Although one often thinks of Jaco Pastorius' first solo album as being 1976's Jaco on Epic, producer/keyboardist Paul Bley actually gave Pastorius his first chance to lead a recording two years earlier. Coincidentally titled Jaco, this spontaneous set (which has been reissued on CD) is also significant for being among guitarist Pat Metheny's first recordings; completing the quartet are Bley on electric piano and drummer Bruce Ditmas. The music consists of three songs by Bley, five from Carla Bley, and "Blood" by Annette Peacock. Pastorius sounds quite powerful, but Metheny's tone is kind of bizarre, very distorted and not at all distinctive at this point.
Jaco Pastorius , one of the greatest bass players of all time, forged a landmark bass style that still permeates music today.

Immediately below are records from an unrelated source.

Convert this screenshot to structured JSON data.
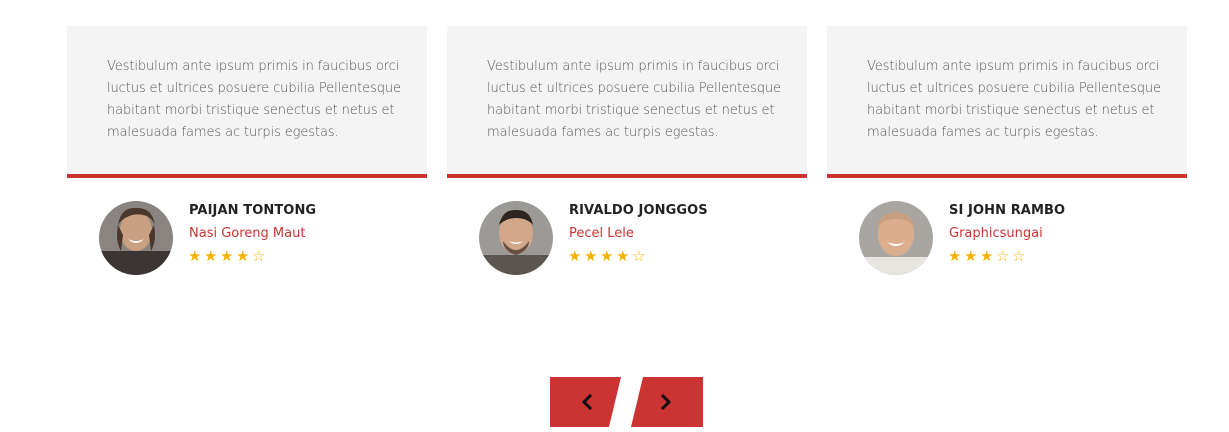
{
  "testimonials": [
    {
      "quote": "Vestibulum ante ipsum primis in faucibus orci luctus et ultrices posuere cubilia Pellentesque habitant morbi tristique senectus et netus et malesuada fames ac turpis egestas.",
      "name": "PAIJAN TONTONG",
      "company": "Nasi Goreng Maut",
      "rating": 4,
      "rating_max": 5
    },
    {
      "quote": "Vestibulum ante ipsum primis in faucibus orci luctus et ultrices posuere cubilia Pellentesque habitant morbi tristique senectus et netus et malesuada fames ac turpis egestas.",
      "name": "RIVALDO JONGGOS",
      "company": "Pecel Lele",
      "rating": 4,
      "rating_max": 5
    },
    {
      "quote": "Vestibulum ante ipsum primis in faucibus orci luctus et ultrices posuere cubilia Pellentesque habitant morbi tristique senectus et netus et malesuada fames ac turpis egestas.",
      "name": "SI JOHN RAMBO",
      "company": "Graphicsungai",
      "rating": 3,
      "rating_max": 5
    }
  ],
  "navigation": {
    "prev_icon": "chevron-left-icon",
    "next_icon": "chevron-right-icon"
  },
  "colors": {
    "accent": "#cc3333",
    "star": "#f5b301",
    "card_bg": "#f4f4f4"
  }
}
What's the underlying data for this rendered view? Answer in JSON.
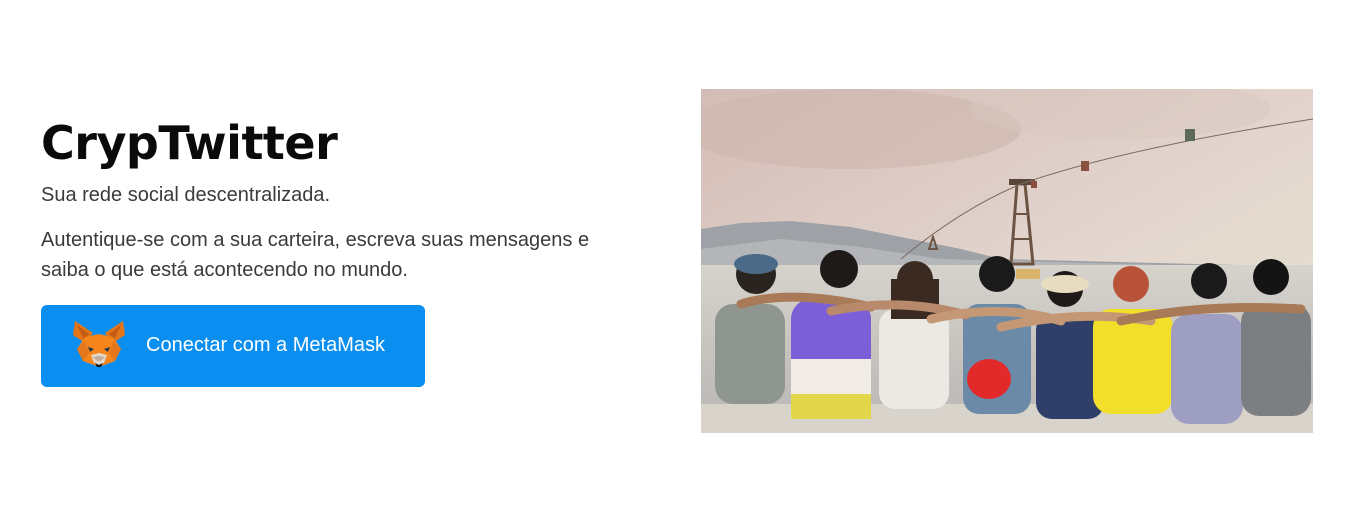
{
  "hero": {
    "title": "CrypTwitter",
    "tagline": "Sua rede social descentralizada.",
    "description": "Autentique-se com a sua carteira, escreva suas mensagens e saiba o que está acontecendo no mundo.",
    "connect_button": {
      "label": "Conectar com a MetaMask",
      "icon": "metamask-fox-icon",
      "color": "#0a8ff0"
    }
  },
  "photo": {
    "subject": "group-of-friends-by-the-sea",
    "colors": {
      "sky_top": "#d9c3bd",
      "sky_bottom": "#e4dfd0",
      "sea": "#c9c7c3"
    }
  }
}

His melodic sense, delicate touch, and groundbreaking bass grooves have influenced generations of musicians, while his music has consistently topped readers' and critics' polls worldwide. On Modern Electric Bass, Jaco presents his unique approach to countless musical topics, covering right- and left-hand technique, harmonies, scales, arpeggios, study concepts, fretless bass, and more. Jaco performs several standout solos as well as a duet with session great Jeremy Jemmott. Special features include a closer look at Jaco's life, a peak at Jaco's equipment setup, a 20 minute performance featuring John Scofield and Kenwood Dennard, plus a preview of John Patitucci and much more!
Anyone with even a passing interest in classic fusion and progressive jazz will want to own TRIO OF DOOM. Comprising three giants of the genre–guitarist John McLaughlin, drummer Tony Williams, and bassist Jaco Pastorius–Trio of Doom recorded both a studio session and a live set in 1979, and this 10-track disc contains selections from each, including Pastorius's "Continuum," McLaughlin's "Dark Prince," and Williams's "Drum Improvisation." Needless to say the playing is superb, and the energy–complex, knotted, and consistently pushing toward astral heights–is dazzling.
There's an avalanche of dazzling playing on this generous, superbly selected compilation; it gives a brilliant, comprehensive testament to a legendary musician.
Resonance Records goes out of its way again to unearth yet another significant chapter in jazz history, and once again, it's one that relatively few fans have ever heard. This performance of Jaco Pastorius' Word of Mouth Big Band was captured during George Wein's Kool Jazz Festival at Avery Fisher Hall. It was broadcast on NPR's Jazz Alive program, but this double disc contains the entire performance, with more than 40 minutes of additional music.
A first-time release comprising over two hours of extraordinary, groundbreaking high fidelity music, this live album from electric bass genius Jaco Pastorius and the Word of Mouth Big Band, featuring guest harmonica virtuoso Toots Thielemans, was recorded at Avery Fisher Hall in New York City in June 1982 and is presented from beginning to end exactly as it happened.